    1. Heidi,
      Thanks for your comment and for taking the time to respond so thoughtfully. I agree with you that our public educational system, of all the places to be lacking in common sense, might be the one where the most damage is evident. Unfortunately, it is also one of the most important places for common sense to prevail. If we would put greater emphasis on and more resources into improving our educational system, and instead of reducing the available curriculum, create more opportunities for educators like you to innovate and adapt for the 21st century, common sense might eventually return to society at large.

      I commend your efforts in creating and supporting the STEAM ACADEMY:

      In reviewing the images and stories on the Steam Academy blog site, it seems clear that your efforts are paying off in demonstrative ways. I would be glad to know if there was some way to support your efforts beyond visiting the site.

      Regards……John H.

  5. Hi John,

    How grateful I am to learn of your approval for our project! It was incredibly thoughtful of you to post our link ~ thank you.

    I was taught never to refuse help and believe this to be sound advice! I don’t anticipate a change in philosophy, nor in my policy of applying it… especially with work on the STEAM ACADEMY, United Artists Foundation and Global Children’s Village.

    We have an ever growing team with such tremendous talent that I’m genuinely humbled to be fortunate enough to have earned their interest and engagement. My feelings would be just the same were you lend your expertise to our work, to whatever capacity you’re willing and able.



    I wrote a post last year about the fallacy of consumer choice. I would add now that we have, as Western capitalist consumer societies, conflated all these consumer choices (that we can’t actually process anyway as the paper highlights) with individual freedom. When more of us wake up to the fact that these ‘choices’ actually oppress us and leave no room for us to develop, let alone use common sense, we will all be better off in the things that really matter.

    1. Thanks for the link to Jonah Lehrer’s blog posting on decision making. I’m a fan of his blog,”The Frontal Cortex,” at, and often find myself admiring his open-minded approach to neuroscientific subjects. Having to consider so many choices, or as Jonah puts it, having to “…navigate a world of seemingly infinite alternatives,” can overwhelm our conscious brains in such a way as to cause us to make poor choices. He reports the results of experiments which show that our gut instincts, intuition, and how we FEEL about the choice can actually produce better results.

      His conclusion points to the advantage of listening to our feelings:

      “In a final pair of experiments, the researchers demonstrated that the advantages of emotional decision-making could be undone by a subsequent bout of deliberation, which suggests that we shouldn’t doubt a particularly strong instinct, at least when the considering lots of information.

      While the evidence for an emotional advantage remains tentative, it’s clear that the old-fashioned view of feelings is no longer tenable. For too long, we’ve disparaged our inarticulate instincts/hunches/emotions/intuitions as irrational and irresponsible, a vestigial legacy of our animal past. Thanks to this new research, however, it’s becoming increasingly clear that our emotions have a logic all their own, that our instincts are often rooted in the processing powers of the unconscious brain.”

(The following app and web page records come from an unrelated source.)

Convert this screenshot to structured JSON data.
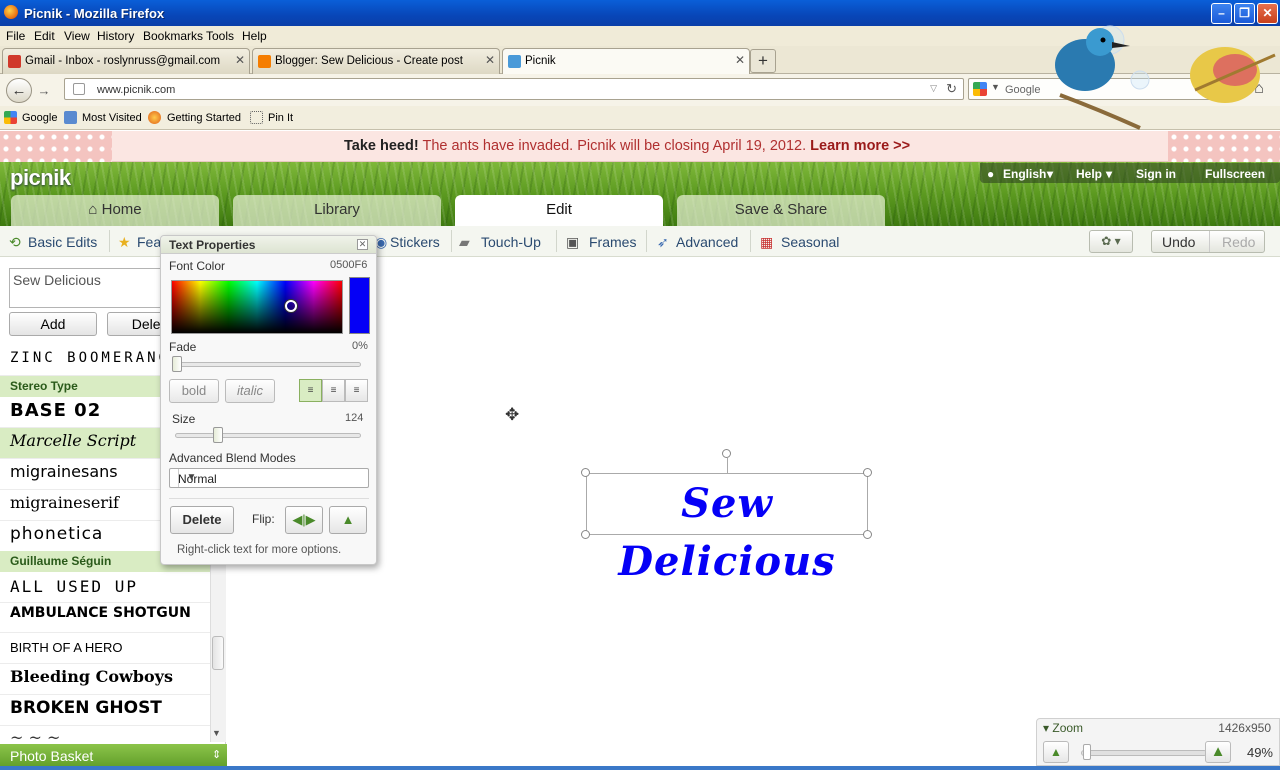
{
  "browser": {
    "title": "Picnik - Mozilla Firefox",
    "menu": [
      "File",
      "Edit",
      "View",
      "History",
      "Bookmarks",
      "Tools",
      "Help"
    ],
    "tabs": [
      {
        "label": "Gmail - Inbox - roslynruss@gmail.com",
        "icon": "gmail-icon",
        "color": "#d0392b"
      },
      {
        "label": "Blogger: Sew Delicious - Create post",
        "icon": "blogger-icon",
        "color": "#f57d00"
      },
      {
        "label": "Picnik",
        "icon": "picnik-icon",
        "color": "#4a9ad8",
        "active": true
      }
    ],
    "url": "www.picnik.com",
    "search_placeholder": "Google",
    "bookmarks": [
      "Google",
      "Most Visited",
      "Getting Started",
      "Pin It"
    ]
  },
  "notice": {
    "bold": "Take heed!",
    "message": "The ants have invaded. Picnik will be closing April 19, 2012.",
    "link": "Learn more >>"
  },
  "app": {
    "logo": "picnik",
    "top_links": [
      "English",
      "Help",
      "Sign in",
      "Fullscreen"
    ],
    "main_tabs": [
      "Home",
      "Library",
      "Edit",
      "Save & Share"
    ],
    "active_tab": "Edit",
    "toolbar": [
      "Basic Edits",
      "Featured",
      "Stickers",
      "Touch-Up",
      "Frames",
      "Advanced",
      "Seasonal"
    ],
    "undo": "Undo",
    "redo": "Redo"
  },
  "left_panel": {
    "text_value": "Sew Delicious",
    "add_label": "Add",
    "delete_label": "Delete",
    "groups": [
      {
        "name": "Stereo Type",
        "fonts": [
          "BASE 02",
          "Marcelle Script",
          "migrainesans",
          "migraineserif",
          "phonetica"
        ]
      },
      {
        "name": "Guillaume Séguin",
        "fonts": [
          "ALL USED UP",
          "AMBULANCE SHOTGUN",
          "BIRTH OF A HERO",
          "Bleeding Cowboys",
          "BROKEN GHOST"
        ]
      }
    ],
    "top_font": "ZINC BOOMERANG",
    "photo_basket": "Photo Basket"
  },
  "text_properties": {
    "title": "Text Properties",
    "font_color_label": "Font Color",
    "font_color_value": "0500F6",
    "font_color": "#0500f6",
    "fade_label": "Fade",
    "fade_value": "0%",
    "fade": 0,
    "bold": "bold",
    "italic": "italic",
    "size_label": "Size",
    "size_value": "124",
    "blend_label": "Advanced Blend Modes",
    "blend_value": "Normal",
    "delete": "Delete",
    "flip_label": "Flip:",
    "hint": "Right-click text for more options."
  },
  "canvas": {
    "text": "Sew Delicious",
    "text_color": "#0500f6"
  },
  "zoom": {
    "label": "Zoom",
    "dimensions": "1426x950",
    "percent": "49%"
  }
}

      Perhaps, as these experiments seem to indicate, our common sense notions of the world are, in important ways, reliant on our “emotional logic,” and might explain the apparent lack of common sense in modern life. We need to listen with our hearts, and open our minds to consider more than just the way things appear to the brain.

      Thanks for your thought-provoking comment……John H.

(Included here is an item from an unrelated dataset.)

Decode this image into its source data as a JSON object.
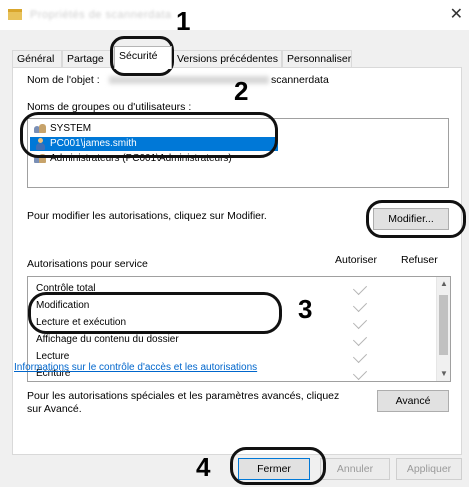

Leave a Reply

Fill in your details below or click an icon to log in: Logo

You are commenting using your account. Log Out /  Change )

Facebook photo

You are commenting using your Facebook account. Log Out /  Change )

Connecting to %s